Dataset excerpts

────────────────────

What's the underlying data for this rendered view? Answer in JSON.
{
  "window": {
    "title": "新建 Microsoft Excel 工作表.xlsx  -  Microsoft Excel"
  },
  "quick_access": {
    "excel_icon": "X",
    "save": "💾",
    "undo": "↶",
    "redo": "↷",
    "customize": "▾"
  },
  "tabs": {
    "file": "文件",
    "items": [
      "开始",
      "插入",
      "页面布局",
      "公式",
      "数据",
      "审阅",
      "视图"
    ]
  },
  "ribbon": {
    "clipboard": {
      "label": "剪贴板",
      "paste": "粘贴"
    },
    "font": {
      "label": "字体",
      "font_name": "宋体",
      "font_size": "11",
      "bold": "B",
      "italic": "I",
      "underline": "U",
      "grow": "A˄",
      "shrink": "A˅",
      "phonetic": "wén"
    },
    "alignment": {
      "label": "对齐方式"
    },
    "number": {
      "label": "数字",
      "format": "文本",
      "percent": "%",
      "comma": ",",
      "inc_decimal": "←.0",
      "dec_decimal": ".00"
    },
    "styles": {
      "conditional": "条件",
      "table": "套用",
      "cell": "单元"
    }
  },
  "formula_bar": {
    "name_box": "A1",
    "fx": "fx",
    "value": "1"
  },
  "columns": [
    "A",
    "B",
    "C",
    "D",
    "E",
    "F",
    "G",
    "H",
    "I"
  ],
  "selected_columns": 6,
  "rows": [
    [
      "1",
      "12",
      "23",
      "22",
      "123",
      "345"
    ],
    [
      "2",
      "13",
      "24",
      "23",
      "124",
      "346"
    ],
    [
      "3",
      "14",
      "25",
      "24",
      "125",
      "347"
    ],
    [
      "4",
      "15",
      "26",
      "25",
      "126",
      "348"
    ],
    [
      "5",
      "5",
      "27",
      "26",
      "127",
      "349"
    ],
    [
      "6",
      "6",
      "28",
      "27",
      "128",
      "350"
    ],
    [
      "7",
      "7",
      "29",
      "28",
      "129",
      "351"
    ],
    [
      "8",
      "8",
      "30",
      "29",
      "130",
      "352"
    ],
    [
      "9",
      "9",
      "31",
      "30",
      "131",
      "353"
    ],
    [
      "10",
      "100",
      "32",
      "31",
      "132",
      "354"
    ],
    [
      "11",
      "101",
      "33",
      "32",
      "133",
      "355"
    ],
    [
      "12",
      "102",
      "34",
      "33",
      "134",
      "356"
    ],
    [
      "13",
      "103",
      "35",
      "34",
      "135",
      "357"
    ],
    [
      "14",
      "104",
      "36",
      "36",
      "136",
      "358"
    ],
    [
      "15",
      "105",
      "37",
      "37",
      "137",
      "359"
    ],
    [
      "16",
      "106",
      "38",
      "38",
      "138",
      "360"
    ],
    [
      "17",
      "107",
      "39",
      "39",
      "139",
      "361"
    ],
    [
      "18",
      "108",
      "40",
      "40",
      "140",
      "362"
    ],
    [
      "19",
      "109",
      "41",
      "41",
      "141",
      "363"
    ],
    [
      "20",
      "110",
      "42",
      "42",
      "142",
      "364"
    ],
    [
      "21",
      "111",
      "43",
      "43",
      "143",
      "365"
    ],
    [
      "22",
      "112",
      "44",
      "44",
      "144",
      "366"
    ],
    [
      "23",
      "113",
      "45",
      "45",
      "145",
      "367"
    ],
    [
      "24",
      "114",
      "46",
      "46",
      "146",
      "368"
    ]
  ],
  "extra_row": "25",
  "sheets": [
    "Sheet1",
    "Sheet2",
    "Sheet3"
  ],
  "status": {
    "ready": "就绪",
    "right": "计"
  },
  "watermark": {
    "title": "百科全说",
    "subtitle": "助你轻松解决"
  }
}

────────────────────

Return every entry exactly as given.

What's the underlying data for this rendered view? Answer in JSON.
{
  "window": {
    "title": "新建 Microsoft Excel 工作表.xlsx  -  Microsoft Excel"
  },
  "quick_access": {
    "excel_icon": "X",
    "save": "💾",
    "undo": "↶",
    "redo": "↷",
    "customize": "▾"
  },
  "tabs": {
    "file": "文件",
    "items": [
      "开始",
      "插入",
      "页面布局",
      "公式",
      "数据",
      "审阅",
      "视图"
    ]
  },
  "ribbon": {
    "clipboard": {
      "label": "剪贴板",
      "paste": "粘贴"
    },
    "font": {
      "label": "字体",
      "font_name": "宋体",
      "font_size": "11",
      "bold": "B",
      "italic": "I",
      "underline": "U",
      "grow": "A˄",
      "shrink": "A˅",
      "phonetic": "wén"
    },
    "alignment": {
      "label": "对齐方式"
    },
    "number": {
      "label": "数字",
      "format": "文本",
      "percent": "%",
      "comma": ",",
      "inc_decimal": "←.0",
      "dec_decimal": ".00"
    },
    "styles": {
      "conditional": "条件",
      "table": "套用",
      "cell": "单元"
    }
  },
  "formula_bar": {
    "name_box": "A1",
    "fx": "fx",
    "value": "1"
  },
  "columns": [
    "A",
    "B",
    "C",
    "D",
    "E",
    "F",
    "G",
    "H",
    "I"
  ],
  "selected_columns": 6,
  "rows": [
    [
      "1",
      "12",
      "23",
      "22",
      "123",
      "345"
    ],
    [
      "2",
      "13",
      "24",
      "23",
      "124",
      "346"
    ],
    [
      "3",
      "14",
      "25",
      "24",
      "125",
      "347"
    ],
    [
      "4",
      "15",
      "26",
      "25",
      "126",
      "348"
    ],
    [
      "5",
      "5",
      "27",
      "26",
      "127",
      "349"
    ],
    [
      "6",
      "6",
      "28",
      "27",
      "128",
      "350"
    ],
    [
      "7",
      "7",
      "29",
      "28",
      "129",
      "351"
    ],
    [
      "8",
      "8",
      "30",
      "29",
      "130",
      "352"
    ],
    [
      "9",
      "9",
      "31",
      "30",
      "131",
      "353"
    ],
    [
      "10",
      "100",
      "32",
      "31",
      "132",
      "354"
    ],
    [
      "11",
      "101",
      "33",
      "32",
      "133",
      "355"
    ],
    [
      "12",
      "102",
      "34",
      "33",
      "134",
      "356"
    ],
    [
      "13",
      "103",
      "35",
      "34",
      "135",
      "357"
    ],
    [
      "14",
      "104",
      "36",
      "36",
      "136",
      "358"
    ],
    [
      "15",
      "105",
      "37",
      "37",
      "137",
      "359"
    ],
    [
      "16",
      "106",
      "38",
      "38",
      "138",
      "360"
    ],
    [
      "17",
      "107",
      "39",
      "39",
      "139",
      "361"
    ],
    [
      "18",
      "108",
      "40",
      "40",
      "140",
      "362"
    ],
    [
      "19",
      "109",
      "41",
      "41",
      "141",
      "363"
    ],
    [
      "20",
      "110",
      "42",
      "42",
      "142",
      "364"
    ],
    [
      "21",
      "111",
      "43",
      "43",
      "143",
      "365"
    ],
    [
      "22",
      "112",
      "44",
      "44",
      "144",
      "366"
    ],
    [
      "23",
      "113",
      "45",
      "45",
      "145",
      "367"
    ],
    [
      "24",
      "114",
      "46",
      "46",
      "146",
      "368"
    ]
  ],
  "extra_row": "25",
  "sheets": [
    "Sheet1",
    "Sheet2",
    "Sheet3"
  ],
  "status": {
    "ready": "就绪",
    "right": "计"
  },
  "watermark": {
    "title": "百科全说",
    "subtitle": "助你轻松解决"
  }
}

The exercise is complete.